Eclipse Sirius, the technology behind Capella
What is Eclipse Sirius? How does it work and why is it the technology behind Capella? Find out more about this technology that could facilitate the creation and the maintenance of graphical modeling workbenches.
As the state-of-the-art engineering tool vendors did not provide the appropriate offer, Thales decided in 2007 to develop its own Model-Based Systems Engineering (MBSE) method and workbench. This initiative resulted in Arcadia and Capella.
To reduce the complexity and the cost of developing such a custom modeling tool, Thales worked with Obeo to create a new technology that could facilitate the creation and the maintenance of graphical modeling workbenches. This technology, Eclipse Sirius, is available in open source since 2013.
Completely generic, Sirius leverages the Eclipse modeling technologies, including EMF for the model management and GMF for the graphical representation. It makes it possible to equip teams who have to deal with complex architectures on specific domains.
It is particularly adapted for users that have defined a DSL (Domain Specific Language) and need graphical representations to better elaborate and analyze a system and improve the communication with other team members, partners or customers.
Capella, a Sirius-based workbench
Thanks to Sirius, Thales developed Capella, an innovative visual MBSE workbench offering advanced graphical editing capabilities:
- specific diagrams dedicated to the kind of representations defined by Arcadia method (dataflow, scenario, functional chain, breakdown, modes & states, data model, component wiring, allocation)
- a consistent colour scheme (all function-related elements are green, and all component-related elements are blue)
- complexity management (display of computed exchanges between functions, automated contextual diagrams, filters to automatically hide or show some elements, etc.)
- model validation and quick fixes organized in categories (Integrity, design, completeness, etc.)
Sirius can also be used, through the Capella Studio environment, to develop additional graphical representations dedicated to specific engineering concerns, called viewpoint:
- electrical power systems
- power and thermal performance depending on flight phase consumption
- redundancy rules, failure scenarios and propagation
- reconfiguration issues
- early identification of spatial arrangement constraints impacting the architecture
How does it work?
The graphical editors can be easily configured with a minimal technical knowledge.
The Sirius runtime uses a description of the modeling workbench which defines the complete structure of the model editors, their behavior, and all the edition and navigation tools. This description can be seen as a mapping between the DSL concepts (the elements defined by the Ecore model) and the graphical workbench (the diagrams, the tables, the tools, etc).
In addition, to help the users master the potential complexity of their models, Sirius provides several mechanisms to focus on elements of interest:
- Conditional styles: change the graphical rendering of objects depending on their properties. For example: changing the background color to red when an attribute exceeds a threshold, varying the size of the shape according to the value of an attribute, etc.
- Layers and filters: display or hide elements of the diagram according to specific conditions.
- Validation and quick-fixes: the model can be validated by specific rules.
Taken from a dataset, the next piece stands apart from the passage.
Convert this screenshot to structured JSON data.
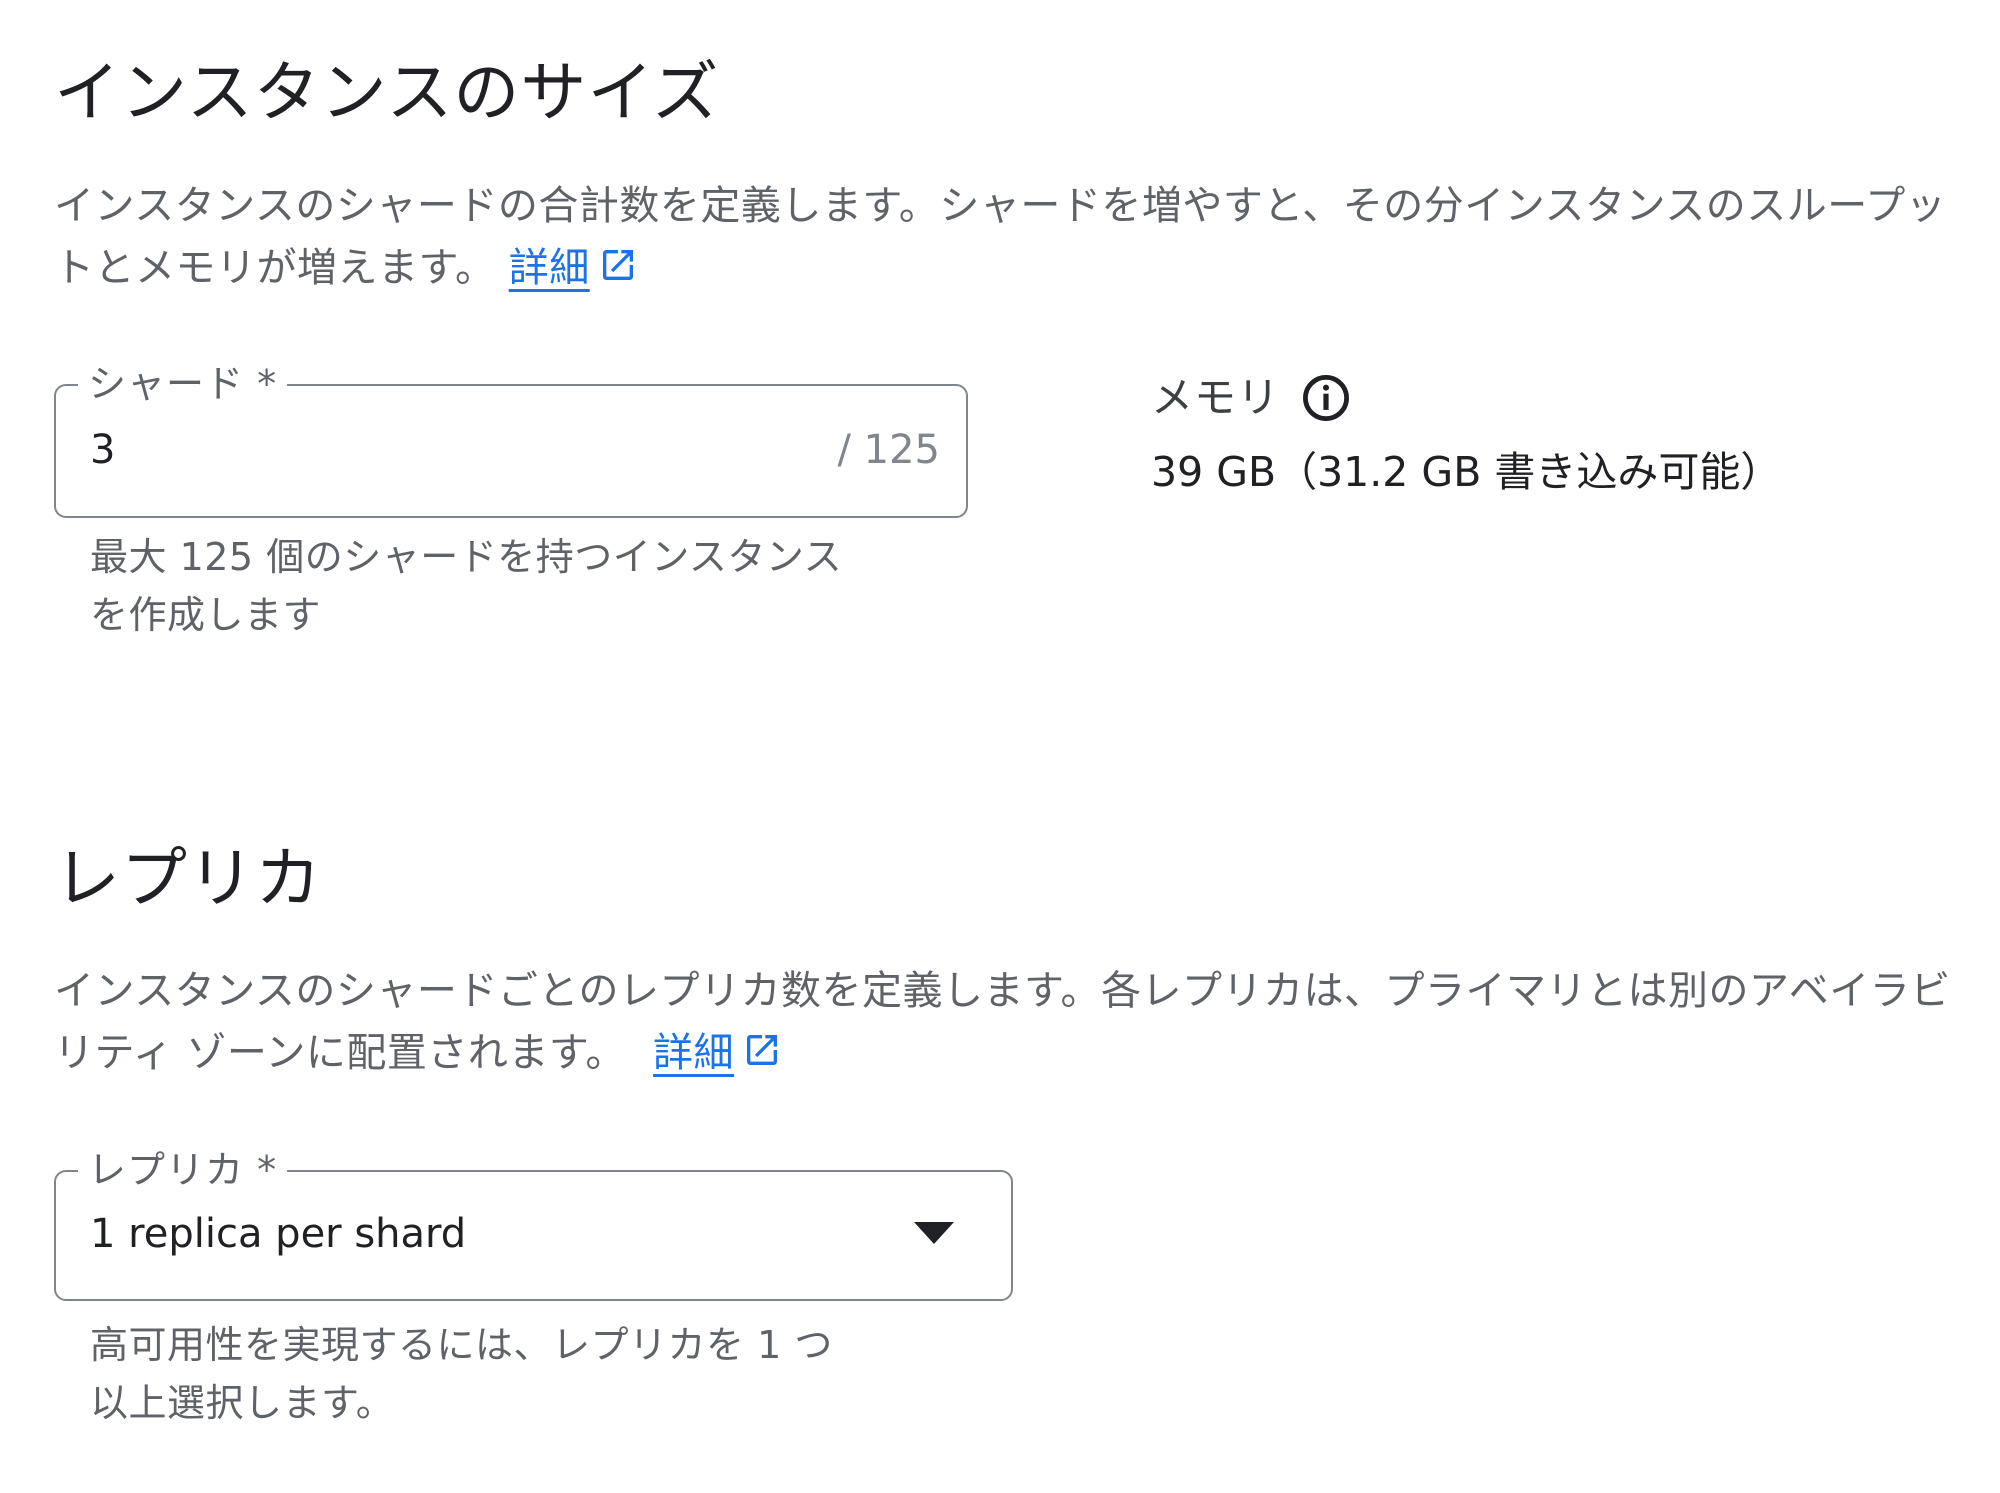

The problems are listed on the Problems View and the corresponding objects are graphically marked. For some problems, quick-fixes can be suggested to correct the model.
Sirius also provides the notion of “Modeling Project”, an integration with the Project Explorer. It handles the synchronization of workspace resources, and in-memory instances. It also manages the sharing of command stacks and editing domains across editors.
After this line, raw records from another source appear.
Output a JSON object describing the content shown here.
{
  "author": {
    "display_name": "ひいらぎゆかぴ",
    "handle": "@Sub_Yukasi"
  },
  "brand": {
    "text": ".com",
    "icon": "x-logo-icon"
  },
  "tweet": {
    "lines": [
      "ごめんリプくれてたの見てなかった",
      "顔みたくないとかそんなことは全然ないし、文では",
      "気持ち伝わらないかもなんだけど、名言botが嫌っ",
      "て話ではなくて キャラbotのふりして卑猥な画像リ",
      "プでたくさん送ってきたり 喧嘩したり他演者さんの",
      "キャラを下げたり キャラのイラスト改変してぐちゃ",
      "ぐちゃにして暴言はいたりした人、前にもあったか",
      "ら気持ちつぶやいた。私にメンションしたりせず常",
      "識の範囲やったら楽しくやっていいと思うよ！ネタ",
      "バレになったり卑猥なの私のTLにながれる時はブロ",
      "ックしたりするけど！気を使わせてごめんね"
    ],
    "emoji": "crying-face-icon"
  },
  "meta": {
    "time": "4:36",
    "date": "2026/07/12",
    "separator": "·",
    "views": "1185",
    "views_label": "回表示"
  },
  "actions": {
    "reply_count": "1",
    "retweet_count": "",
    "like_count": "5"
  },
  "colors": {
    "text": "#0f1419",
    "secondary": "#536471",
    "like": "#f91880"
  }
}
The editors’ description is dynamically interpreted to materialize the modeling workbench within the Eclipse IDE.
No code generation is involved: the editors’ description is dynamically interpreted to materialize the modeling workbench within the Eclipse IDE and the specifier of the workbench receives instant feedback while adapting the description. Once completed, the modeling workbench can be deployed as a standard Eclipse plugin. Thanks to this short feedback loop, a workbench or its specialization can be created in a matter of hours.
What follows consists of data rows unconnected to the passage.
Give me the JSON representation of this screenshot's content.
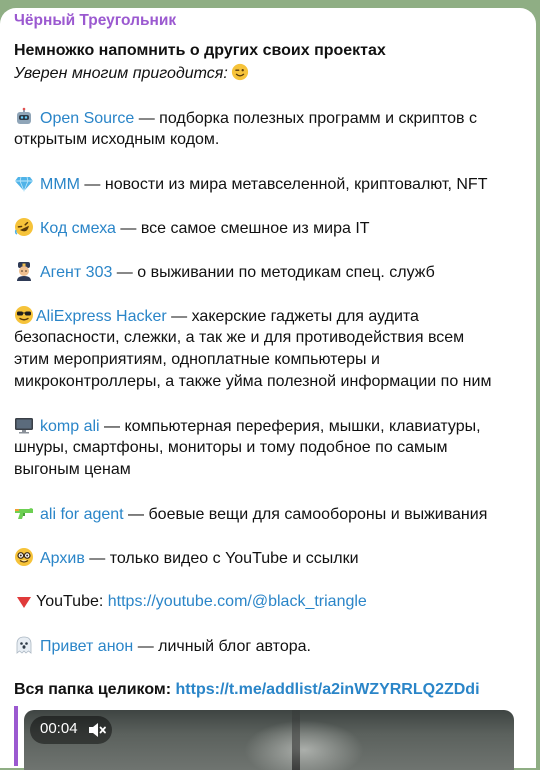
{
  "post": {
    "author": "Чёрный Треугольник",
    "title": "Немножко напомнить о других своих проектах",
    "subtitle": "Уверен многим пригодится:",
    "items": [
      {
        "emoji": "robot-icon",
        "link": "Open Source",
        "text_lines": [
          " — подборка полезных программ и скриптов с",
          "открытым исходным кодом."
        ]
      },
      {
        "emoji": "gem-icon",
        "link": "МММ",
        "text_lines": [
          " —  новости из мира метавселенной, криптовалют, NFT"
        ]
      },
      {
        "emoji": "rofl-face-icon",
        "link": "Код смеха",
        "text_lines": [
          " — все самое смешное из мира IT"
        ]
      },
      {
        "emoji": "police-officer-icon",
        "link": "Агент 303",
        "text_lines": [
          " — о выживании по методикам спец. служб"
        ]
      },
      {
        "emoji": "sunglasses-face-icon",
        "link": "AliExpress Hacker",
        "text_lines": [
          " — хакерские гаджеты для аудита",
          "безопасности, слежки, а так же и для противодействия всем",
          "этим мероприятиям, одноплатные компьютеры и",
          "микроконтроллеры, а также уйма полезной информации по ним"
        ]
      },
      {
        "emoji": "desktop-computer-icon",
        "link": "komp ali",
        "text_lines": [
          " — компьютерная переферия, мышки, клавиатуры,",
          "шнуры, смартфоны, мониторы и тому подобное по самым",
          "выгоным ценам"
        ]
      },
      {
        "emoji": "water-pistol-icon",
        "link": "ali for agent",
        "text_lines": [
          " — боевые вещи для самообороны и выживания"
        ]
      },
      {
        "emoji": "nerd-face-icon",
        "link": "Архив",
        "text_lines": [
          " — только видео с YouTube и ссылки"
        ]
      },
      {
        "emoji": "red-triangle-icon",
        "prefix": "YouTube: ",
        "link": "https://youtube.com/@black_triangle",
        "text_lines": [
          ""
        ]
      },
      {
        "emoji": "ghost-icon",
        "link": "Привет анон",
        "text_lines": [
          " — личный блог автора."
        ]
      }
    ],
    "folder_label": "Вся папка целиком: ",
    "folder_link": "https://t.me/addlist/a2inWZYRRLQ2ZDdi"
  },
  "video": {
    "time": "00:04",
    "muted": true
  },
  "colors": {
    "accent": "#9b59d0",
    "link": "#2a85c8",
    "background": "#8fae84"
  }
}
Integration with other technologies
Sirius can also be integrated with other technologies such as Eclipse Xtext to provide complementary textual editors. With Xtext, models are loaded and saved using their textual syntax, enabling concurrent use of diagram, table and textual editors.
To enable teams working simultaneously with Sirius-based modeling tools, Obeo has developed Obeo Designer Team, an add-on that integrates Sirius with Eclipse CDO to allow several users to collaborate live and fluently on the same model, without losing time managing conflicts.
Sirius ecosystem and roadmap
Since the creation of Capella, many other modeling workbenches have already been implemented with Sirius in various fields and use-cases. You can find some noteworthy examples on the public Sirius gallery.
Brand new case-studies were also presented during SiriusCon, last november in Paris. You can discover the presentations here.
At SiriusCon, I also presented Sirius roadmap: from origins, up to what’s actually cooking.
If you need additional features to be integrated to Sirius, know that Sirius is continuously evolving according to rich collaborations with the ecosystem, in an Open Innovation mode. It is in this spirit that we invite you to share the needs you would like Sirius to fulfill by completing this short survey.
You are welcome on board!
This post was originally published in the December 2017 issue of the Eclipse Newsletter: Capella: open source MBSE solution
For more information and articles check out the Eclipse Newsletter.